Readers' letters: Lack of moral fibre over Afghanistan
Lack of moral fibre over Afghanistan
Apparently Tory ministers are working their backsides to get interpreters and guards who loyally worked for us out of Kabul and out of harm's way. But some ministerial backsides look tanned rather than ruffled with hard work.
We are assured that guards of our embassy are in the process of leaving. But apparently many have not been informed they are already on their way out. And a phone call to aid interpreters' removal has apparently not been made, even though the government was certain it had been by a junior minister in Dominic Raab's unfortunate absence.
It could all have been so different. This debacle has 'made in Washington' all over it, but once again it seems that the joker in the pack is Boris Johnson, who is happy with very low standards in his cabinet.
But it is not just competence that is the issue, it is perhaps a moral failing of a high order. We have ditched our responsibility for so many decent Afghans.
This lack of moral fibre is a warning bell to those who assume honesty of purpose in Tory claims to level up, pursue green policies and ensure farmers are protected from loss of EU subsidies over the next few years. The words: 'Oh sorry' can sometimes sound very hollow.
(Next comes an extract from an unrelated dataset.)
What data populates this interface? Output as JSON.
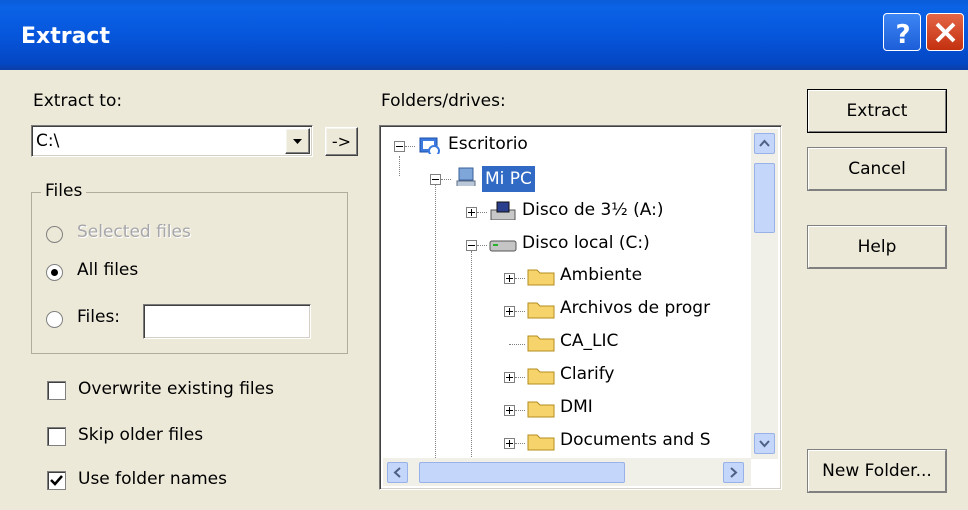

Andrew Vass, Corbiehill Place, Edinburgh.
Backseat drivers of Scottish economy
The old adage that relying solely on last year’s accounts to plan ahead is like trying to drive the car from the back seat while looking out the back-window comes to mind every August when GERS is published.
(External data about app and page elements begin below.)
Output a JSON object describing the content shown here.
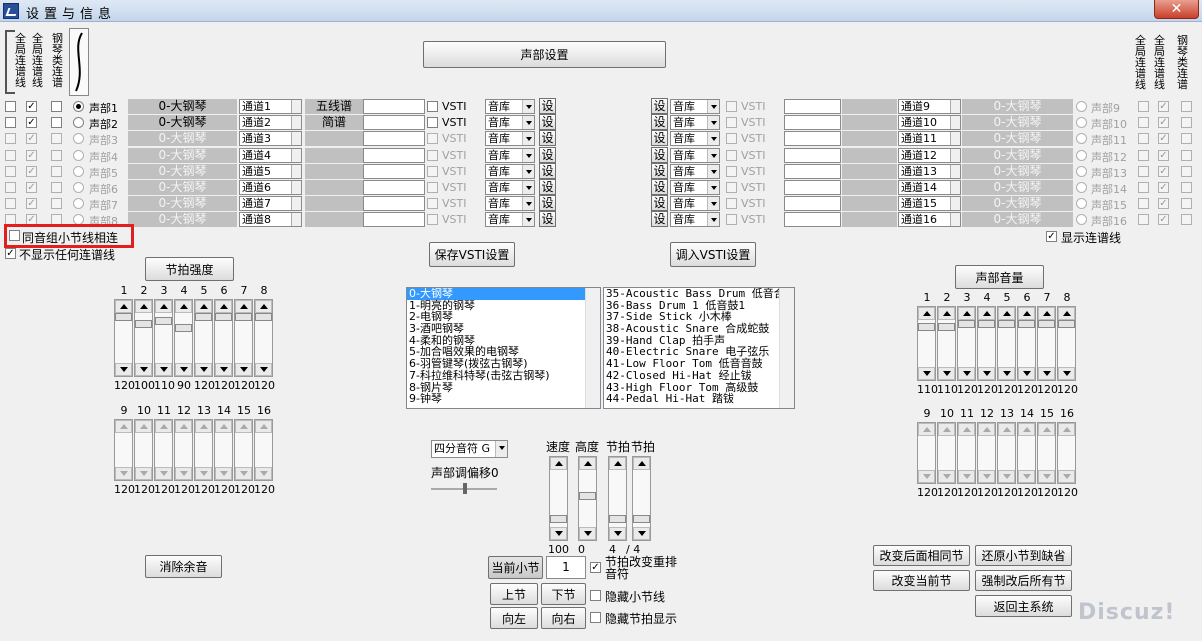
{
  "window": {
    "title": "设置与信息",
    "close": "✕"
  },
  "header": {
    "voice_settings": "声部设置",
    "left_vlabels": [
      "全局连谱线",
      "全局连谱线",
      "钢琴类连谱"
    ],
    "right_vlabels": [
      "全局连谱线",
      "全局连谱线",
      "钢琴类连谱"
    ]
  },
  "left_rows": [
    {
      "voice": "声部1",
      "inst": "0-大钢琴",
      "chan": "通道1",
      "staff": "五线谱",
      "vsti": "VSTI",
      "lib": "音库",
      "set": "设",
      "active": true,
      "radio": true,
      "cb2": true
    },
    {
      "voice": "声部2",
      "inst": "0-大钢琴",
      "chan": "通道2",
      "staff": "简谱",
      "vsti": "VSTI",
      "lib": "音库",
      "set": "设",
      "active": true,
      "radio": false,
      "cb2": true
    },
    {
      "voice": "声部3",
      "inst": "0-大钢琴",
      "chan": "通道3",
      "staff": "",
      "vsti": "VSTI",
      "lib": "音库",
      "set": "设",
      "active": false,
      "radio": false,
      "cb2": true
    },
    {
      "voice": "声部4",
      "inst": "0-大钢琴",
      "chan": "通道4",
      "staff": "",
      "vsti": "VSTI",
      "lib": "音库",
      "set": "设",
      "active": false,
      "radio": false,
      "cb2": true
    },
    {
      "voice": "声部5",
      "inst": "0-大钢琴",
      "chan": "通道5",
      "staff": "",
      "vsti": "VSTI",
      "lib": "音库",
      "set": "设",
      "active": false,
      "radio": false,
      "cb2": true
    },
    {
      "voice": "声部6",
      "inst": "0-大钢琴",
      "chan": "通道6",
      "staff": "",
      "vsti": "VSTI",
      "lib": "音库",
      "set": "设",
      "active": false,
      "radio": false,
      "cb2": true
    },
    {
      "voice": "声部7",
      "inst": "0-大钢琴",
      "chan": "通道7",
      "staff": "",
      "vsti": "VSTI",
      "lib": "音库",
      "set": "设",
      "active": false,
      "radio": false,
      "cb2": true
    },
    {
      "voice": "声部8",
      "inst": "0-大钢琴",
      "chan": "通道8",
      "staff": "",
      "vsti": "VSTI",
      "lib": "音库",
      "set": "设",
      "active": false,
      "radio": false,
      "cb2": true
    }
  ],
  "right_rows": [
    {
      "voice": "声部9",
      "inst": "0-大钢琴",
      "chan": "通道9",
      "vsti": "VSTI",
      "lib": "音库",
      "set": "设"
    },
    {
      "voice": "声部10",
      "inst": "0-大钢琴",
      "chan": "通道10",
      "vsti": "VSTI",
      "lib": "音库",
      "set": "设"
    },
    {
      "voice": "声部11",
      "inst": "0-大钢琴",
      "chan": "通道11",
      "vsti": "VSTI",
      "lib": "音库",
      "set": "设"
    },
    {
      "voice": "声部12",
      "inst": "0-大钢琴",
      "chan": "通道12",
      "vsti": "VSTI",
      "lib": "音库",
      "set": "设"
    },
    {
      "voice": "声部13",
      "inst": "0-大钢琴",
      "chan": "通道13",
      "vsti": "VSTI",
      "lib": "音库",
      "set": "设"
    },
    {
      "voice": "声部14",
      "inst": "0-大钢琴",
      "chan": "通道14",
      "vsti": "VSTI",
      "lib": "音库",
      "set": "设"
    },
    {
      "voice": "声部15",
      "inst": "0-大钢琴",
      "chan": "通道15",
      "vsti": "VSTI",
      "lib": "音库",
      "set": "设"
    },
    {
      "voice": "声部16",
      "inst": "0-大钢琴",
      "chan": "通道16",
      "vsti": "VSTI",
      "lib": "音库",
      "set": "设"
    }
  ],
  "options": {
    "same_group_bar": "同音组小节线相连",
    "hide_tie": "不显示任何连谱线",
    "show_tie": "显示连谱线"
  },
  "buttons": {
    "save_vsti": "保存VSTI设置",
    "load_vsti": "调入VSTI设置",
    "beat_strength": "节拍强度",
    "voice_volume": "声部音量",
    "clear_reverb": "消除余音",
    "current_bar": "当前小节",
    "bar_value": "1",
    "prev_bar": "上节",
    "next_bar": "下节",
    "left": "向左",
    "right": "向右",
    "change_following": "改变后面相同节",
    "restore_bar": "还原小节到缺省",
    "change_current": "改变当前节",
    "force_all": "强制改后所有节",
    "return_main": "返回主系统"
  },
  "checks": {
    "beat_rearrange": "节拍改变重排音符",
    "hide_barline": "隐藏小节线",
    "hide_beat": "隐藏节拍显示"
  },
  "beat": {
    "nums1": [
      "1",
      "2",
      "3",
      "4",
      "5",
      "6",
      "7",
      "8"
    ],
    "vals1": [
      "120",
      "100",
      "110",
      "90",
      "120",
      "120",
      "120",
      "120"
    ],
    "levels1": [
      1,
      0.83,
      0.92,
      0.75,
      1,
      1,
      1,
      1
    ],
    "nums2": [
      "9",
      "10",
      "11",
      "12",
      "13",
      "14",
      "15",
      "16"
    ],
    "vals2": [
      "120",
      "120",
      "120",
      "120",
      "120",
      "120",
      "120",
      "120"
    ]
  },
  "volume": {
    "nums1": [
      "1",
      "2",
      "3",
      "4",
      "5",
      "6",
      "7",
      "8"
    ],
    "vals1": [
      "110",
      "110",
      "120",
      "120",
      "120",
      "120",
      "120",
      "120"
    ],
    "levels1": [
      0.92,
      0.92,
      1,
      1,
      1,
      1,
      1,
      1
    ],
    "nums2": [
      "9",
      "10",
      "11",
      "12",
      "13",
      "14",
      "15",
      "16"
    ],
    "vals2": [
      "120",
      "120",
      "120",
      "120",
      "120",
      "120",
      "120",
      "120"
    ]
  },
  "instrument_list": [
    "0-大钢琴",
    "1-明亮的钢琴",
    "2-电钢琴",
    "3-酒吧钢琴",
    "4-柔和的钢琴",
    "5-加合唱效果的电钢琴",
    "6-羽管键琴(拨弦古钢琴)",
    "7-科拉维科特琴(击弦古钢琴)",
    "8-钢片琴",
    "9-钟琴"
  ],
  "drum_list": [
    "35-Acoustic Bass Drum  低音合",
    "36-Bass Drum 1 低音鼓1",
    "37-Side Stick 小木棒",
    "38-Acoustic Snare 合成蛇鼓",
    "39-Hand Clap 拍手声",
    "40-Electric Snare 电子弦乐",
    "41-Low Floor Tom 低音音鼓",
    "42-Closed Hi-Hat 经止钹",
    "43-High Floor Tom 高级鼓",
    "44-Pedal Hi-Hat 踏钹"
  ],
  "tempo": {
    "note_select": "四分音符 G",
    "offset_label": "声部调偏移0",
    "speed": "速度",
    "height": "高度",
    "beat1": "节拍",
    "beat2": "节拍",
    "speed_val": "100",
    "height_val": "0",
    "beat_num": "4",
    "beat_den": "/ 4"
  },
  "watermark": "Discuz!"
}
It applies even more to an independent Scotland in which about 70 per cent of voters support the SNP, Greens or Labour, ensuring that decisions in Holyrood about tax and spend and just about every other matter will be, from day one, significantly different from the Conser-vative government at Westminster.
We also know that the Conservatives are very likely to retain power and their fundamental desire to reduce government spending will ensure years of austerity for the UK.
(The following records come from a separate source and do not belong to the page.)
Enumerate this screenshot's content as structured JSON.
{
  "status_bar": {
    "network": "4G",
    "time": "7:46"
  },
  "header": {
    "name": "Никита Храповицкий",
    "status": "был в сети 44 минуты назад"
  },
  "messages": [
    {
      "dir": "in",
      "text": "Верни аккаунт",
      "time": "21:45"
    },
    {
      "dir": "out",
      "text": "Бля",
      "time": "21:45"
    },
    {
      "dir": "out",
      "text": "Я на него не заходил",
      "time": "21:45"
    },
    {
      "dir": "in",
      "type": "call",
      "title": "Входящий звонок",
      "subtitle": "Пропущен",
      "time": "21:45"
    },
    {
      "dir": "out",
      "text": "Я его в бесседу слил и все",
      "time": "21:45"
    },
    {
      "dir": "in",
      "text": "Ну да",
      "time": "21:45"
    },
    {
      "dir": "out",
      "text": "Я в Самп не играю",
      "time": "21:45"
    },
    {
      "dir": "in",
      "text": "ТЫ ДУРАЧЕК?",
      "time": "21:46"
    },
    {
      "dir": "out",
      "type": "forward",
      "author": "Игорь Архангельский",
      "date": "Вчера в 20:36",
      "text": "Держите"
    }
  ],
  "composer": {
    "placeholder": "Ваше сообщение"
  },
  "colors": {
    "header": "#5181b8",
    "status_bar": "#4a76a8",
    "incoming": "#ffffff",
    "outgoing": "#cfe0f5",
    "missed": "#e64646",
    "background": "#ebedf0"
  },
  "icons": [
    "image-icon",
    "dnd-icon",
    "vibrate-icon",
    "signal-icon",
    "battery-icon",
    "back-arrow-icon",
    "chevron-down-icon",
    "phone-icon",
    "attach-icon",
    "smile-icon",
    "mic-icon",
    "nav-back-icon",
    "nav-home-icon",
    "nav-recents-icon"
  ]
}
When the Institute for Fiscal Studies predicts austerity for an independent Scotland, it assumes two things: Scotland has the same sluggish economic growth that is endemic to the UK and there is a rushed government drive to reach a three per cent current account deficit.
Neither is certain to be the case - higher growth and a slower reduction can avoid austerity as we have known it, whereas another 10 years or more of Conservative austerity looks odds-on.A pro-union argument of “Vote No to avoid austerity” has the same credibility as “Vote No to stay in the EU.”
Robert Farquharson, Lee Crescent, Edinburgh.
Scotland can create its own money
Jill Stephenson claims Scotland needs UK funding (letters, 20 August).
She doesn’t understand that a sovereign currency-issuing government can create the money needed to support the economy in times of crisis, which is what the Bank of England has done during the pandemic.
The Scottish Central Bank in a newly indepen-dent Scotland will have the ability to finance public spending and infrastructure to build the nation’s wealth, something the Tories have signally failed to do.
The GERS accounts, whose flaws are too numerous to list, only reveal what it costs us to be in the UK. The Scottish government should scrap it, establish the long-promised Scottish Statistics Agency, publish its own accounts and get on with the job they were elected to do – extricate us from this failing Union.
Leah Gunn Barrett, Edinburgh.